- Filter and add prospective candidates to your talent pipeline
- Add candidates to relevant recruitment marketing campaigns
- Update candidate or applicant information as needed
- Create a follow-up message to thank guests, invite them to future events, share relevant content or current job openings.
Event tracking tasks
- Create/curate a list of candidates to invite
- Set up a user-friendly and responsive registration form
- Build a nurture campaign for registrants
- Keep track of time and resources spent
Day of event:
- Provide a fast and smooth check-in process
- Ensure prospective candidates are aware of how their information will be used
- Consolidate information so you have a single source of truth for your event
- Build out the follow-up campaigns to keep attendees engaged
ROI and event attribution
When data collection and tracking are done right, you can add events to an “attribution model”, and figure out exactly how much they contribute to making a great hire.
An “attribution model” is a framework often used in marketing and sales to determine how much each touchpoint with a customer contributes to making a sale. For recruiting, these touchpoints would be the different steps in your candidate journey.

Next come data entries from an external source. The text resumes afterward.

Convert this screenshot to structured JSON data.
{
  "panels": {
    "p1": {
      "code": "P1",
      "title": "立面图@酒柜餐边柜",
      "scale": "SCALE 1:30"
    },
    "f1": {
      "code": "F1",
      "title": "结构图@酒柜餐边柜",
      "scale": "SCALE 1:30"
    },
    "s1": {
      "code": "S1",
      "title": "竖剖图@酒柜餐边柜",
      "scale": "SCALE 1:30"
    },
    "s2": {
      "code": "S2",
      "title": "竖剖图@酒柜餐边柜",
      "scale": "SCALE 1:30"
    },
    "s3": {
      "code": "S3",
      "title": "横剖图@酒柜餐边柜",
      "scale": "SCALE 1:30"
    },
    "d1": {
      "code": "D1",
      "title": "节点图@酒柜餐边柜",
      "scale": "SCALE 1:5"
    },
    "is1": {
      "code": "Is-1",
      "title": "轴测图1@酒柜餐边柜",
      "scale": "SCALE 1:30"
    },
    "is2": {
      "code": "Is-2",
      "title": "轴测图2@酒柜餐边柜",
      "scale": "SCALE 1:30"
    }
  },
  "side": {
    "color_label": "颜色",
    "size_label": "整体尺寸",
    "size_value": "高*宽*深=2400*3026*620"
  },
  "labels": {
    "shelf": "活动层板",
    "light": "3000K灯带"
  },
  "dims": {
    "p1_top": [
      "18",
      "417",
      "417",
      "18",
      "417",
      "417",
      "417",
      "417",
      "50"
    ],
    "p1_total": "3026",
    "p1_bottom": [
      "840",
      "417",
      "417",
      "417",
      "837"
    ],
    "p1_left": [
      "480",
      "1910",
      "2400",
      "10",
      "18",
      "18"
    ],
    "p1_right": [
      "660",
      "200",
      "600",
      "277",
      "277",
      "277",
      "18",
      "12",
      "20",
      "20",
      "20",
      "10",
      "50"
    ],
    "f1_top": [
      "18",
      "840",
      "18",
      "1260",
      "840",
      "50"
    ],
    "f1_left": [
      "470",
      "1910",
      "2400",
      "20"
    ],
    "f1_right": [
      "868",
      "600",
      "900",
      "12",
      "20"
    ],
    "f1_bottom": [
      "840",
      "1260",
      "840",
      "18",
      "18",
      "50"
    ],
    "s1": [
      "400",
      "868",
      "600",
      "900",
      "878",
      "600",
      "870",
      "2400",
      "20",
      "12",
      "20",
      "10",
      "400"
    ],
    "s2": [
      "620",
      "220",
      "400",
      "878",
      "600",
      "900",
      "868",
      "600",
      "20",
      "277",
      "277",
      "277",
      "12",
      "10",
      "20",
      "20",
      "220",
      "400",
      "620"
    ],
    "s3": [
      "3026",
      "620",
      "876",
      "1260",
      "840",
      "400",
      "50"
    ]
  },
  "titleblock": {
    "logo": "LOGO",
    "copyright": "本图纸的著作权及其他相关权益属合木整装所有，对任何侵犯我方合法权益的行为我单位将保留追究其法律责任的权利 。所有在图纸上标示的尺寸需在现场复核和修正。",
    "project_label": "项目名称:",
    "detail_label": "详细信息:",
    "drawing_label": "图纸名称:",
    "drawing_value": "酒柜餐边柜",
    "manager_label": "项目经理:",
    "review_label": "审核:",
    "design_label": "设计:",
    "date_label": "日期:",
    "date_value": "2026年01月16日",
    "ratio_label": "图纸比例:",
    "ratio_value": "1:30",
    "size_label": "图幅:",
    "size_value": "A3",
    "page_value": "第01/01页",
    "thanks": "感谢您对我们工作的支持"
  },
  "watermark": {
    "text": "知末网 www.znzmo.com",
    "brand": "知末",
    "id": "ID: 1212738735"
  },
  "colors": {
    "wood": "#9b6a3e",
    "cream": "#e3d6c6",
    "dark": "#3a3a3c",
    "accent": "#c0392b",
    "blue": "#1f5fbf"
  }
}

There are different types of attribution models. A “first touch” model says that the first touch point in a candidate journey is wholly responsible for that candidate being hired. Therefore, you’d calculate the ROI in that model using the following formula:
Event ROI = (Sum of value of candidates closed where the first touchpoint was the event - Cost of Event) / Cost of Event
A “last-touch” model works on the opposite assumption: basically, it assumes that the last touchpoint was the most influential in the decision made by the candidate.
You can build a more sophisticated “multi-touch” attribution model if you want to give different weights to each step in the candidate journey; Segment has a great intro to multi-touch attribution if you would like to learn more.
Note: the way you calculate “Value of Candidates closed” doesn’t really matter, but you must decide what makes the most sense for your organization. It could simply be the number of candidates who apply or get hired, or it could be their annual salary, or any other value that correlates with a successful hire.
What matters is that you calculate that value in the same way for every event. In the end, you want to be able to say: for every X amount of money spent on this event, we got Y number of new candidates, applicants, or hires.
Attribution models and ROI calculations don’t need to be overly sophisticated to be useful. And the trickiest part is not the model or the math behind the ROI – it’s actually collecting the right data and organizing it efficiently.
When planning a recruiting event, make sure to plan for tracking that event as well – it will save a lot of hassle down the road, and help you consistently deliver on your hiring targets.